33° 37' 7.97'' N 117° 55' 47.45'' W

Adopting Minimalism Without Going to Extremes

Aaron McHugh

I own more than one chair. I have two guitars, four pairs of pants, a couple of bikes and a shelf full of unread books. The Minimalists, two guys who write and speak about shaving down your belongings to the essential few, might not consider me one of their tribe.

However, after watching their Netflix documentary and listening to them on the Robcast, here are a few principles I’ve adopted because of them.

1) Choose your favorites and get rid of the rest.

My closet only has items that I love. Everything else went to Goodwill. We applied this idea to every area of our home our cabinets, my office, and even our Christmas decorations.

2) Reduce consumption.

I pause now every time I make a new purchase and ask, “Is this something I need? Will this add clutter?” My purchasing has significantly reduced as a result of adopting a joy-based belief that less is more.

3) Get rid of the old

I used to stockpile stuff. Three jackets, three pairs of running shoes and backpacks. Now, when I purchase something new, e.g., a pair of running shoes, the old pair is donated the same week to Goodwill. It is important to keep this one-for-one ratio to keep my life clutter free. One comes in, and one goes out.

4) Use what I have instead of purchasing “better.”

When version 2.0 comes out, I choose to use what I already own instead of paying for the newest version. My phone, my computer, my car are all outdated when viewed with a 2.0 filter. They all three work great even though they are not the latest models.

5) Repair before replacing

Thule wanted to send me a new backpack instead of fixing my zipper. I chose to find a local suitcase repair shop, spend $35 and fix the zipper that Thule didn’t want to correct. This week I’m sending in my Patagonia shell to their WornWear repair program.
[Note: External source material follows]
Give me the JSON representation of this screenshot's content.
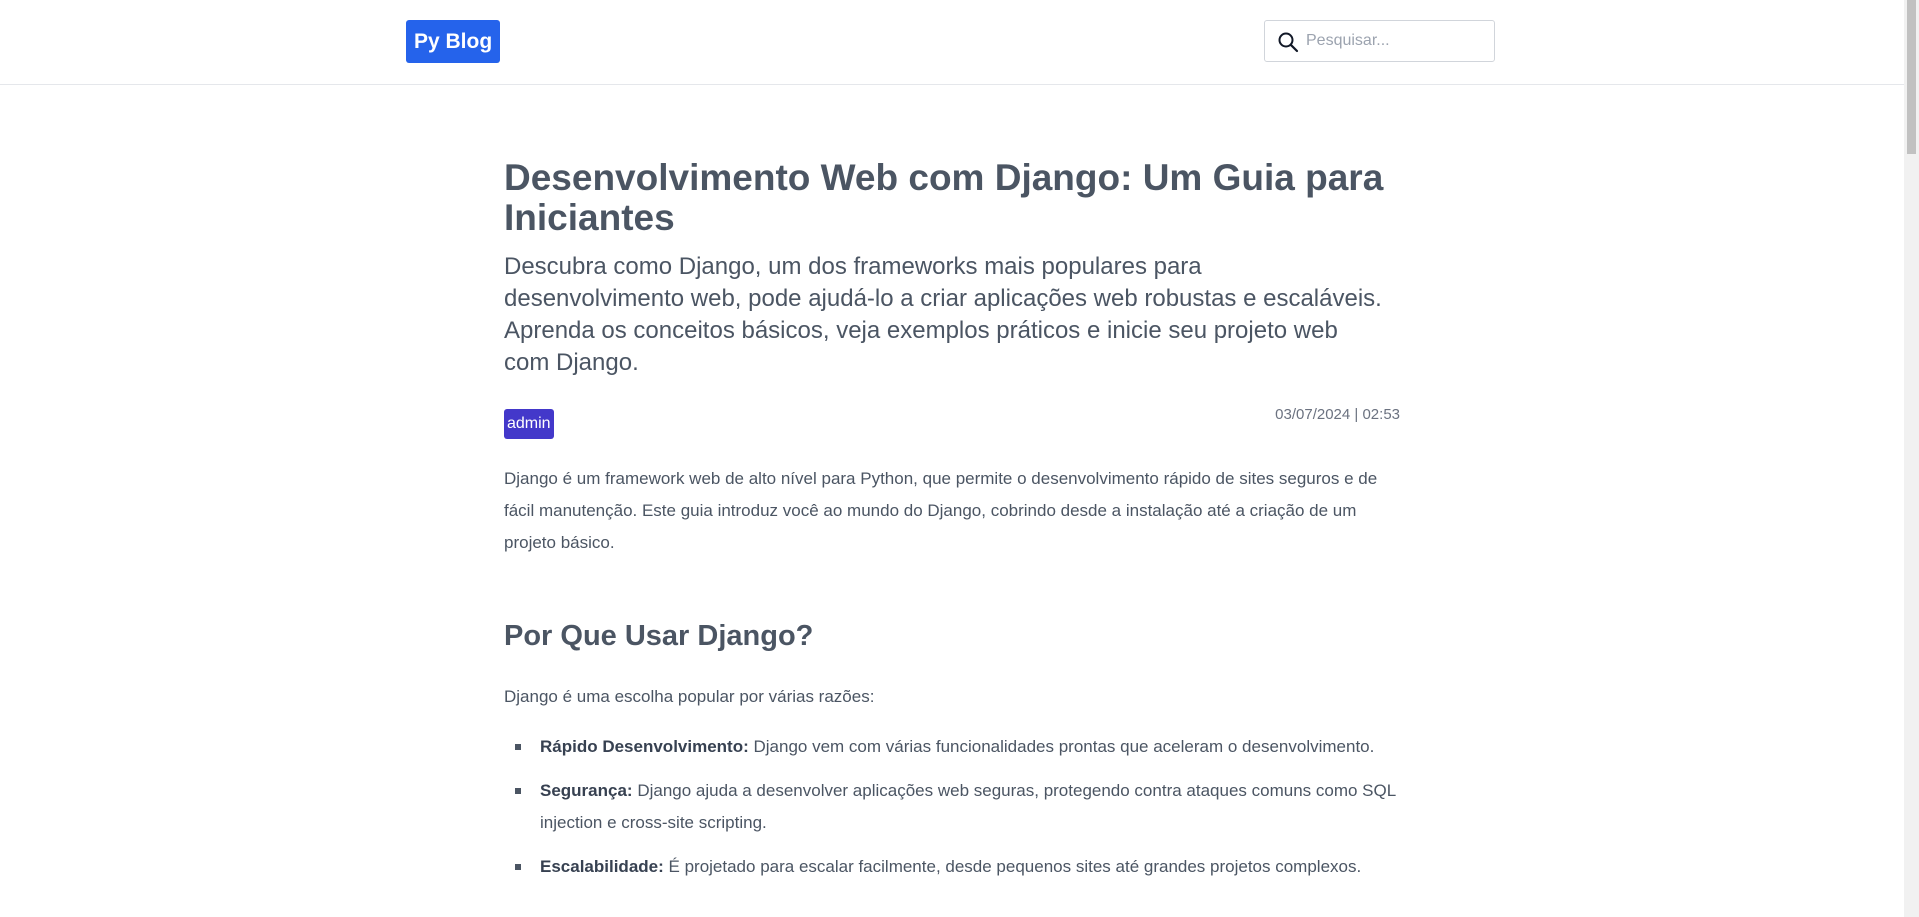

Thule zipper repair for $35 instead of getting a newer model for free. I love my pack and wanted it fixed more than I wanted a brand new model.